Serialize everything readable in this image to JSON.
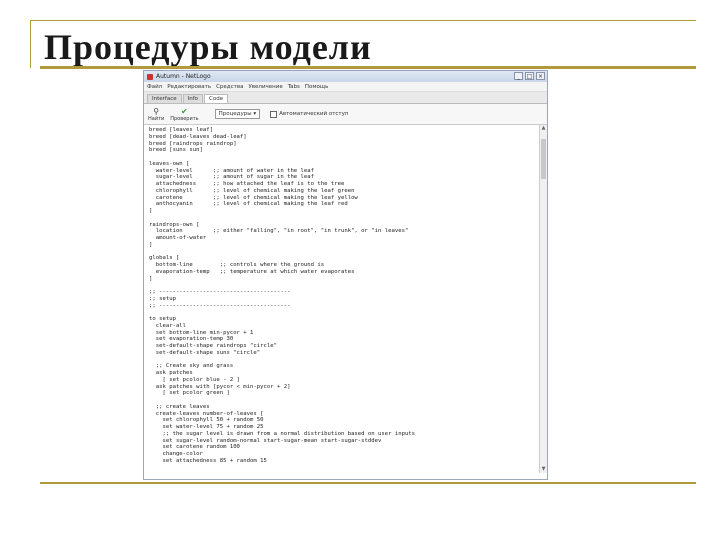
{
  "slide": {
    "title": "Процедуры модели"
  },
  "window": {
    "title": "Autumn - NetLogo",
    "controls": [
      "_",
      "□",
      "×"
    ]
  },
  "menu": [
    "Файл",
    "Редактировать",
    "Средства",
    "Увеличение",
    "Tabs",
    "Помощь"
  ],
  "tabs": [
    "Interface",
    "Info",
    "Code"
  ],
  "toolbar": {
    "find_label": "Найти",
    "check_label": "Проверить",
    "procedures_label": "Процедуры",
    "indent_label": "Автоматический отступ"
  },
  "code_lines": [
    "breed [leaves leaf]",
    "breed [dead-leaves dead-leaf]",
    "breed [raindrops raindrop]",
    "breed [suns sun]",
    "",
    "leaves-own [",
    "  water-level      ;; amount of water in the leaf",
    "  sugar-level      ;; amount of sugar in the leaf",
    "  attachedness     ;; how attached the leaf is to the tree",
    "  chlorophyll      ;; level of chemical making the leaf green",
    "  carotene         ;; level of chemical making the leaf yellow",
    "  anthocyanin      ;; level of chemical making the leaf red",
    "]",
    "",
    "raindrops-own [",
    "  location         ;; either \"falling\", \"in root\", \"in trunk\", or \"in leaves\"",
    "  amount-of-water",
    "]",
    "",
    "globals [",
    "  bottom-line        ;; controls where the ground is",
    "  evaporation-temp   ;; temperature at which water evaporates",
    "]",
    "",
    ";; ---------------------------------------",
    ";; setup",
    ";; ---------------------------------------",
    "",
    "to setup",
    "  clear-all",
    "  set bottom-line min-pycor + 1",
    "  set evaporation-temp 30",
    "  set-default-shape raindrops \"circle\"",
    "  set-default-shape suns \"circle\"",
    "",
    "  ;; Create sky and grass",
    "  ask patches",
    "    [ set pcolor blue - 2 ]",
    "  ask patches with [pycor < min-pycor + 2]",
    "    [ set pcolor green ]",
    "",
    "  ;; create leaves",
    "  create-leaves number-of-leaves [",
    "    set chlorophyll 50 + random 50",
    "    set water-level 75 + random 25",
    "    ;; the sugar level is drawn from a normal distribution based on user inputs",
    "    set sugar-level random-normal start-sugar-mean start-sugar-stddev",
    "    set carotene random 100",
    "    change-color",
    "    set attachedness 85 + random 15"
  ]
}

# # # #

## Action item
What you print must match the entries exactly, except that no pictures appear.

## Response to the task
Serialize everything readable in this image to JSON.
{
  "slide": {
    "title": "Процедуры модели"
  },
  "window": {
    "title": "Autumn - NetLogo",
    "controls": [
      "_",
      "□",
      "×"
    ]
  },
  "menu": [
    "Файл",
    "Редактировать",
    "Средства",
    "Увеличение",
    "Tabs",
    "Помощь"
  ],
  "tabs": [
    "Interface",
    "Info",
    "Code"
  ],
  "toolbar": {
    "find_label": "Найти",
    "check_label": "Проверить",
    "procedures_label": "Процедуры",
    "indent_label": "Автоматический отступ"
  },
  "code_lines": [
    "breed [leaves leaf]",
    "breed [dead-leaves dead-leaf]",
    "breed [raindrops raindrop]",
    "breed [suns sun]",
    "",
    "leaves-own [",
    "  water-level      ;; amount of water in the leaf",
    "  sugar-level      ;; amount of sugar in the leaf",
    "  attachedness     ;; how attached the leaf is to the tree",
    "  chlorophyll      ;; level of chemical making the leaf green",
    "  carotene         ;; level of chemical making the leaf yellow",
    "  anthocyanin      ;; level of chemical making the leaf red",
    "]",
    "",
    "raindrops-own [",
    "  location         ;; either \"falling\", \"in root\", \"in trunk\", or \"in leaves\"",
    "  amount-of-water",
    "]",
    "",
    "globals [",
    "  bottom-line        ;; controls where the ground is",
    "  evaporation-temp   ;; temperature at which water evaporates",
    "]",
    "",
    ";; ---------------------------------------",
    ";; setup",
    ";; ---------------------------------------",
    "",
    "to setup",
    "  clear-all",
    "  set bottom-line min-pycor + 1",
    "  set evaporation-temp 30",
    "  set-default-shape raindrops \"circle\"",
    "  set-default-shape suns \"circle\"",
    "",
    "  ;; Create sky and grass",
    "  ask patches",
    "    [ set pcolor blue - 2 ]",
    "  ask patches with [pycor < min-pycor + 2]",
    "    [ set pcolor green ]",
    "",
    "  ;; create leaves",
    "  create-leaves number-of-leaves [",
    "    set chlorophyll 50 + random 50",
    "    set water-level 75 + random 25",
    "    ;; the sugar level is drawn from a normal distribution based on user inputs",
    "    set sugar-level random-normal start-sugar-mean start-sugar-stddev",
    "    set carotene random 100",
    "    change-color",
    "    set attachedness 85 + random 15"
  ]
}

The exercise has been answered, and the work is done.